Why Isn’t There an Elected Student Government in Middle School?
Research and experience have shown us that middle school student elections are often popularity contests and usually give just a few students most of the leadership opportunities. In the D-E middle school we want as many students as possible to have an opportunity to lead. We know that our students will be leaders in the world, so we want to help them feel empowered to take action and to help them develop their leadership skills. We look to build the confidence and skills in all the students, not just a select few. To this end we want students to play an active role in shaping their community, to take responsibility for their environment, and to cultivate leadership skills and the habit of stepping up. We want to help them discover things they care about and act for positive change without waiting for someone to elect them to it. We guide them in understanding the logistics of taking action and supporting a cause.
As students move through the middle school, the overall program challenges students to clarify their understanding of ideas and information, and it presents them with experiences that cultivate their ability to articulate their ideas — often a first step in taking a leadership role. Projects such as 8th grade “MaD” (Making a Difference), in which students research a current issue they care about and prepare a persuasive proposal of a solution to a problem, is a good example. In another forum, regular HomeBase activities, such as the recent “Intent vs Impact” discussions, help students reflect on how their daily actions and words impact their community and invite them to act in specific ways out of that new understanding. Other leadership-skills cultivation opportunities are optional, such as the invitation we extend to all students to design and launch a new club during activities period. This last example offers students the experience of working through a protocol in order to realize their idea.
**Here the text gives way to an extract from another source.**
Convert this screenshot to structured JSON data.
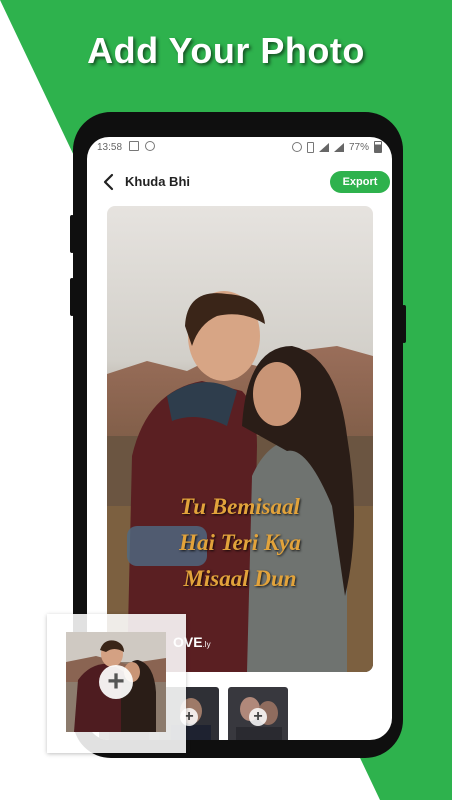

There are formal, more active types of leadership, and there are less formal, more everyday types of leadership. At D-E, both types are emphasized and taught through our advisory program, grade meetings and discussions, assembly program and in many other ways as well. While specific formal opportunities vary by grade, they generally increase as students become older, culminating with a rich variety of committee, club, event, curriculum and general planning leadership opportunities in 8th grade. Some of the more formal leadership committees students can act on in middle school include the Arts Council, the Pep Rally Committee, and the Honor Code Committee, to name a few. Students also take a leadership role as Admissions Buddies, Open House Guides, sports team captains, and in the service learning projects coordinated at each grade level.
Student choice and voice is very important to us, and it shows. To be a middle schooler at D-E is to have an active role in shaping your own experience and the experiences of your classmates. Cultivating leadership and nurturing skills and habits of leadership is a thread that runs through everything we do. Opportunities to practice leadership at every level of skill and commitment are available to all because this is a community of future leaders whom we expect to “meet the challenge of a changing world and make it better.”